Learning the asana practice is like learning a new language, but it’s perhaps even more challenging because the language also requires movement. When I build my sequences for beginners, I keep them short, and do the same sequence multiple times, which a few small tweaks like arm variations, to keep it interesting. Between sequences, I introduce an arm balance, some core work, or a balance pose to keep students on their toes.
When I teach any class, I am always in-tune with my inner beginner, because even for the most advanced practitioner, there are days when our roots are shaky. I think this quote from the late pro tennis star Arthur Ashe sums it up nicely: “Start where you are. Use what you have. Do what you can.”
What are your tips for teaching asana to beginners?
A former competitive gymnast, from a young age Dina had a natural affinity for challenging her body, and the rewards of disciplined training. In an effort to share her enthusiasm for fitness, she earned her certification in Group Exercise in 2002 through the Aerobics and Fitness Association of America, and moved to NYC to begin her teaching career. The pressures of city life left her feeling totally unbalanced, and it was then that Dina discovered yoga. Inspired by how yoga positively impacted her state of well-being, in 2010 Dina completed the 200-hour teacher training program at Sonic Yoga, becoming a certified Vinyasa Yoga teacher. She infuses elements from her varied backgrounds in fitness, martial arts, and gymnastics to create classes that challenge the body and the mind, yet are fun, not intimidating, and accessible to all levels. Catch one of Dina’s classes at Equinox locations throughout NYC, and at The Yoga Room in Queens. Visit Dina’s website and connect with her on Facebook and Twitter.
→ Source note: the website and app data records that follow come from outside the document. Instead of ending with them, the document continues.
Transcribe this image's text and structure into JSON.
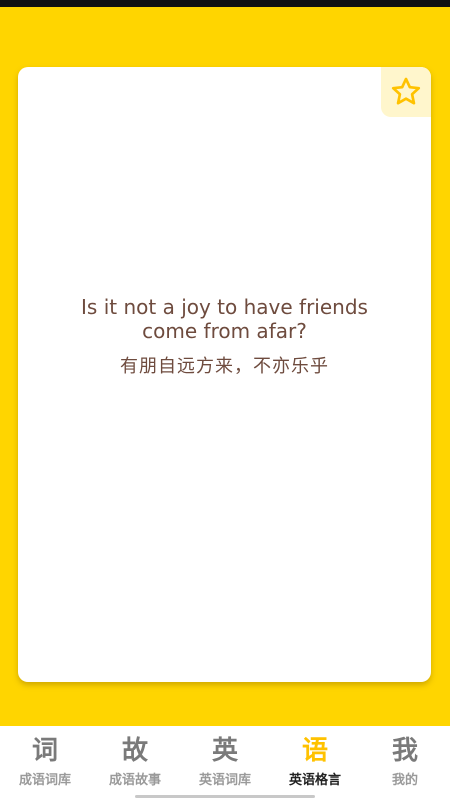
{
  "quote": {
    "english": "Is it not a joy to have friends come from afar?",
    "chinese": "有朋自远方来，不亦乐乎"
  },
  "favorite": {
    "icon": "star-outline-icon",
    "color": "#FFC200"
  },
  "tabs": [
    {
      "icon_char": "词",
      "label": "成语词库",
      "active": false
    },
    {
      "icon_char": "故",
      "label": "成语故事",
      "active": false
    },
    {
      "icon_char": "英",
      "label": "英语词库",
      "active": false
    },
    {
      "icon_char": "语",
      "label": "英语格言",
      "active": true
    },
    {
      "icon_char": "我",
      "label": "我的",
      "active": false
    }
  ],
  "colors": {
    "background": "#FFD500",
    "card": "#FFFFFF",
    "quote_text": "#6E4B3E",
    "active_tab_icon": "#FFC200"
  }
}
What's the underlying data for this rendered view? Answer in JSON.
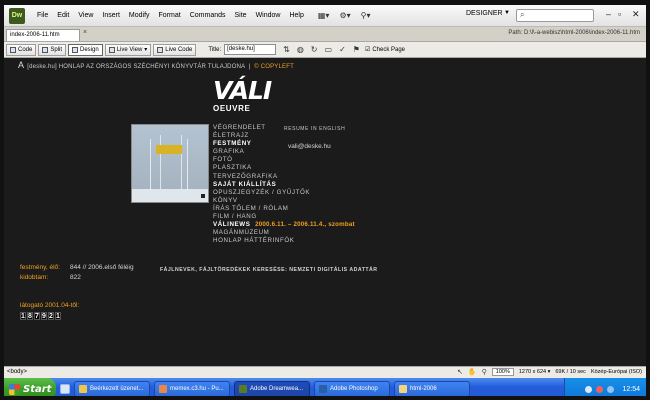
{
  "app": {
    "logo_text": "Dw",
    "menu": [
      "File",
      "Edit",
      "View",
      "Insert",
      "Modify",
      "Format",
      "Commands",
      "Site",
      "Window",
      "Help"
    ],
    "workspace": "DESIGNER",
    "window_controls": [
      "–",
      "▫",
      "✕"
    ]
  },
  "tabs": {
    "doc_tab": "index-2006-11.htm",
    "close": "×",
    "path": "Path: D:\\l\\-a-webisz\\html-2006\\index-2006-11.htm"
  },
  "doc_toolbar": {
    "code": "Code",
    "split": "Split",
    "design": "Design",
    "live_view": "Live View",
    "live_code": "Live Code",
    "title_label": "Title:",
    "title_value": "[deske.hu]",
    "check_page": "Check Page"
  },
  "page": {
    "header_a": "A",
    "header": "[deske.hu] HONLAP AZ ORSZÁGOS SZÉCHÉNYI KÖNYVTÁR TULAJDONA",
    "copyleft": "© COPYLEFT",
    "logo_line1": "VÁLI",
    "logo_line2": "OEUVRE",
    "resume": "RESUME IN ENGLISH",
    "email": "vali@deske.hu",
    "nav": [
      {
        "text": "VÉGRENDELET",
        "bold": false
      },
      {
        "text": "ÉLETRAJZ",
        "bold": false
      },
      {
        "text": "FESTMÉNY",
        "bold": true
      },
      {
        "text": "GRAFIKA",
        "bold": false
      },
      {
        "text": "FOTÓ",
        "bold": false
      },
      {
        "text": "PLASZTIKA",
        "bold": false
      },
      {
        "text": "TERVEZŐGRAFIKA",
        "bold": false
      },
      {
        "text": "SAJÁT KIÁLLÍTÁS",
        "bold": true
      },
      {
        "text": "OPUSZJEGYZÉK / GYŰJTŐK",
        "bold": false
      },
      {
        "text": "KÖNYV",
        "bold": false
      },
      {
        "text": "ÍRÁS TŐLEM / RÓLAM",
        "bold": false
      },
      {
        "text": "FILM / HANG",
        "bold": false
      },
      {
        "text": "VÁLINEWS",
        "bold": true,
        "extra": "2000.6.11. – 2006.11.4., szombat"
      },
      {
        "text": "MAGÁNMÚZEUM",
        "bold": false
      },
      {
        "text": "HONLAP HÁTTÉRINFÓK",
        "bold": false
      }
    ],
    "stats": {
      "festmeny_label": "festmény, élő:",
      "festmeny_value": "844 // 2006.első féléig",
      "kidobtam_label": "kidobtam:",
      "kidobtam_value": "822",
      "fajlnevek": "FÁJLNEVEK, FÁJLTÖREDÉKEK KERESÉSE: NEMZETI DIGITÁLIS ADATTÁR",
      "latogato_label": "látogató 2001.04-től:",
      "counter": [
        "1",
        "8",
        "7",
        "9",
        "2",
        "1"
      ]
    }
  },
  "status": {
    "tag": "<body>",
    "zoom": "100%",
    "dims": "1270 x 624 ▾",
    "size": "69K / 10 sec",
    "encoding": "Közép-Európai (ISO)"
  },
  "taskbar": {
    "start": "Start",
    "buttons": [
      {
        "label": "Beérkezett üzenet...",
        "color": "#f2c44a"
      },
      {
        "label": "memex.c3.hu - Pu...",
        "color": "#e9864a"
      },
      {
        "label": "Adobe Dreamwea...",
        "color": "#5b7a25",
        "active": true
      },
      {
        "label": "Adobe Photoshop",
        "color": "#2a5fa6"
      },
      {
        "label": "html-2006",
        "color": "#f4d37a"
      }
    ],
    "clock": "12:54"
  }
}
Also, check out Dina’s fitness/fashion blog which marries her love of fitness fashion, and her expertise as a former athletic apparel buyer.